People have been visiting Egypt since before records were kept. But with all my traveling all over the world, I didn't make it there until 1991 or something like that. It's not really on the way anyplace. It's its own destination-- and a worthwhile one for sure, obviously. The food's nothing to write home about, unfortunately, but the history, the culture, the people and the sites... all make it more than worth the time and effort. But U.S. tourists have almost completely stopped going there now. It's just considered too unsafe by most American tourists and travel agents. In 2005, Egypt had around 5.5 million foreign tourists. By 2008 that had jumped to 12.8 million, bringing in around $11 billion and employing approximately 12% of the country's workforce. It peaked at 14.7 million tourists in 2010 (with $12.5 billion in revenue). It's been seriously downhill in the last couple of years.

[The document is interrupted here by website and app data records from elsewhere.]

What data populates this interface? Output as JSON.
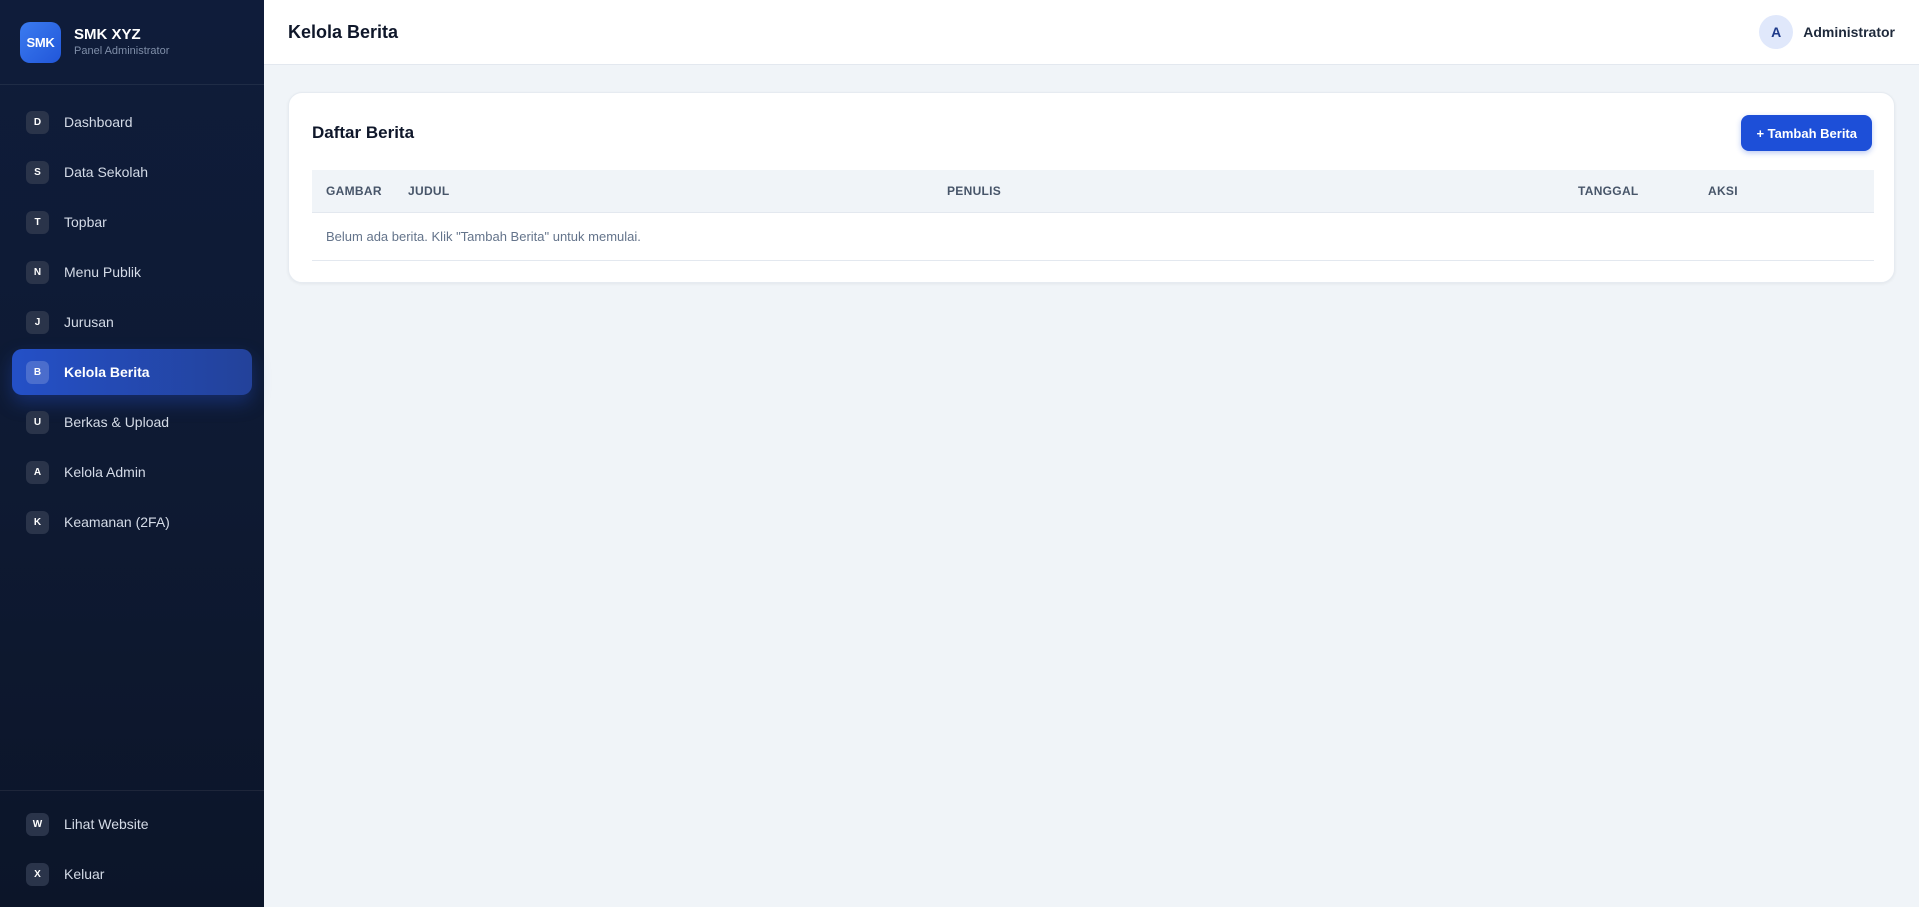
{
  "brand": {
    "logo_text": "SMK",
    "title": "SMK XYZ",
    "subtitle": "Panel Administrator"
  },
  "sidebar": {
    "items": [
      {
        "badge": "D",
        "label": "Dashboard"
      },
      {
        "badge": "S",
        "label": "Data Sekolah"
      },
      {
        "badge": "T",
        "label": "Topbar"
      },
      {
        "badge": "N",
        "label": "Menu Publik"
      },
      {
        "badge": "J",
        "label": "Jurusan"
      },
      {
        "badge": "B",
        "label": "Kelola Berita",
        "active": true
      },
      {
        "badge": "U",
        "label": "Berkas & Upload"
      },
      {
        "badge": "A",
        "label": "Kelola Admin"
      },
      {
        "badge": "K",
        "label": "Keamanan (2FA)"
      }
    ],
    "bottom_items": [
      {
        "badge": "W",
        "label": "Lihat Website"
      },
      {
        "badge": "X",
        "label": "Keluar"
      }
    ]
  },
  "header": {
    "title": "Kelola Berita",
    "user_initial": "A",
    "user_name": "Administrator"
  },
  "card": {
    "title": "Daftar Berita",
    "add_button_label": "+ Tambah Berita",
    "columns": [
      "GAMBAR",
      "JUDUL",
      "PENULIS",
      "TANGGAL",
      "AKSI"
    ],
    "empty_message": "Belum ada berita. Klik \"Tambah Berita\" untuk memulai."
  },
  "colors": {
    "accent": "#1d4fd8",
    "sidebar_bg": "#0f1c3a",
    "page_bg": "#f0f4f8"
  }
}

And that's not because some sharks off Sharm el-Sheikh developed a fondness for Germans, Russians and Ukrainians. Wrecking the country's tourism industry hasn't been a goal of sharks; it has been a goal of revolutionaries. The 2013 Travel & Tourism Competitiveness Report was another bad blow to Egypt's tourist sector. It ranks 85th in the world, between Colombia and the Dominican Republic, not as highly recommended as trouble spots like Sri Lanka, India, Israel, Lebanon, Mexico and Azerbaijan... but still a better bet than places with open warfare, like Mali, Syria, Yemen, Burundi and Pakistan. A consideration that hurt Egypt was the safety and security category which looks at "the costliness of common crime and violence as well as terrorism" and considers road the prevalence of road accidents and the reliability of police.
It is perhaps little wonder that tourists are spooked — amid ongoing political unrest, Molotov cocktails, gunfire and tear gas have become almost commonplace in some areas.I've told the story many times how Roland and I arrived in Egypt a day after a massacre of tourists near Luxor. The whole country emptied out of tourists. We had the whole place to ourselves. It was just "too dangerous." We literally shared a gigantic Nile luxury liner with 2 other people-- instead of 200. It was one of the best trips we had ever taken-- and it wouldn't have been if it was packed with tourists. And we never felt unsafe anywhere for one second. Is it more dangerous than Manhattan? I'm not sure-- but I would take the same precautions... and Egypt is a lot less expensive. It's the fourth cheapest tourist destination in the world. Everything is a bargain... as long as you're not in the wrong place at the wrong time.
Two years after the revolution that toppled President Hosni Mubarak, protesters still return to Cairo’s Tahrir Square-- where it all began-- to demonstrate against the Islamist President Mohamed Morsi and lament the country’s failing economy.
Earlier this month, Bedouin gunmen kidnapped a British couple who were on their way to the glittering beaches of Sharm El Sheikh. They were quickly released, but Bedouins have taken other hostages and also attacked police stations and blocked access to towns to show their discontent with what they see as their poor treatment by Cairo.
Last month, thugs attacked and entered the InterContinental hotel in Cairo, forcing it to close down while it implemented heightened security measures.
...Emile Asaad, manager of an American Express travel agency in the ancient city of Luxor, home to King Tut's tomb and the famous temples of Luxor and Karnak, said that “the important thing is that when people need to walk in the street they want to feel safe."
"We have over 400 boats on the Nile, there is still 20 to 25 percent occupancy on some of the most popular boats, but others are just sitting and not operating," he said. "We don't know how the future looks."
...[T]ravel companies said many people were staying away.
Bob Atkinson, a travel expert with the U.K.-based price-comparison website TravelSupermarket.com, said unrest in Egypt had "seriously affected the tourist trade."
"The Arab uprisings very much put the Egypt market into a tailspin," he said. Flavia Jaber, owner of Toronto-based company Road to Travel, which includes Road to Egypt, said that "our business to Egypt is dead in the water at the moment."
"People are not going to Egypt right now, at least not from North America," she said.